You may be wondering—do children have memory in every sense of the term? Why do they forget so much and remember other things of “little importance”? And how do we train them later to memorize and remember?
The question about how memory develops in children may be among the most important questions for parents who want their child’s senses to develop safely.
It’s certain that children under age two have a memory in which colors, faces, and scenes have imprinted themselves, albeit for just a while. Their memory is short but present, and it gradually gets stronger as they grow.
It’s also certain that it’s not possible to speak of long-term memory in the proper sense of the term before the child turns three, i.e. when they become able to verbalize what they’ve experienced.
At this age, a child’s memories are like photographs: full of emotions and feelings.
But can parents help a child keep just their positive and beautiful memories?
In all cases, the development of memory doesn’t start before the child is able to verbalize what they’ve experienced and seen, i.e. beginning at age two and above.
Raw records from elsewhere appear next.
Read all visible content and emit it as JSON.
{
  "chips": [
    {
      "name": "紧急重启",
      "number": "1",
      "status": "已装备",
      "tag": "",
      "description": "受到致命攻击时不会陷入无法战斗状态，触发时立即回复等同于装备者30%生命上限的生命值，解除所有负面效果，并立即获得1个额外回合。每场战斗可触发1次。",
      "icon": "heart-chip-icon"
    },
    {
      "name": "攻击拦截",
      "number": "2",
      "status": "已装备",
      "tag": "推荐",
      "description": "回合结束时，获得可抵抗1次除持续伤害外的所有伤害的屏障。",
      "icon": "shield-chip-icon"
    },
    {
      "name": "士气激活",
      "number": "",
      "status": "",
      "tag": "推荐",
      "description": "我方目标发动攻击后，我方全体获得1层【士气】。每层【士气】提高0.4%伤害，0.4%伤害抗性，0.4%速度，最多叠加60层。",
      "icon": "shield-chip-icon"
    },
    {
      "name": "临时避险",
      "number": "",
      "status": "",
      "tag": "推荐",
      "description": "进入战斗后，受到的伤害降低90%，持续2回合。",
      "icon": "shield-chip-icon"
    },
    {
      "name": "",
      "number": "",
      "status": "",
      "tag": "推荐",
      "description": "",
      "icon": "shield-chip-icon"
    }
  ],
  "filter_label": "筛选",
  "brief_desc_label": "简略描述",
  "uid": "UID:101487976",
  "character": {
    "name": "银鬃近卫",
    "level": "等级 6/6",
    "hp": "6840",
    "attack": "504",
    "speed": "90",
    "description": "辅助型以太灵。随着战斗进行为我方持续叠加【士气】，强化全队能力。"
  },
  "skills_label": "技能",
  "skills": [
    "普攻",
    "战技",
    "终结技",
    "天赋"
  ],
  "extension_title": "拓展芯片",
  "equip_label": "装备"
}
When they verbally explain what they saw or experienced, they will be better able to remember the event later.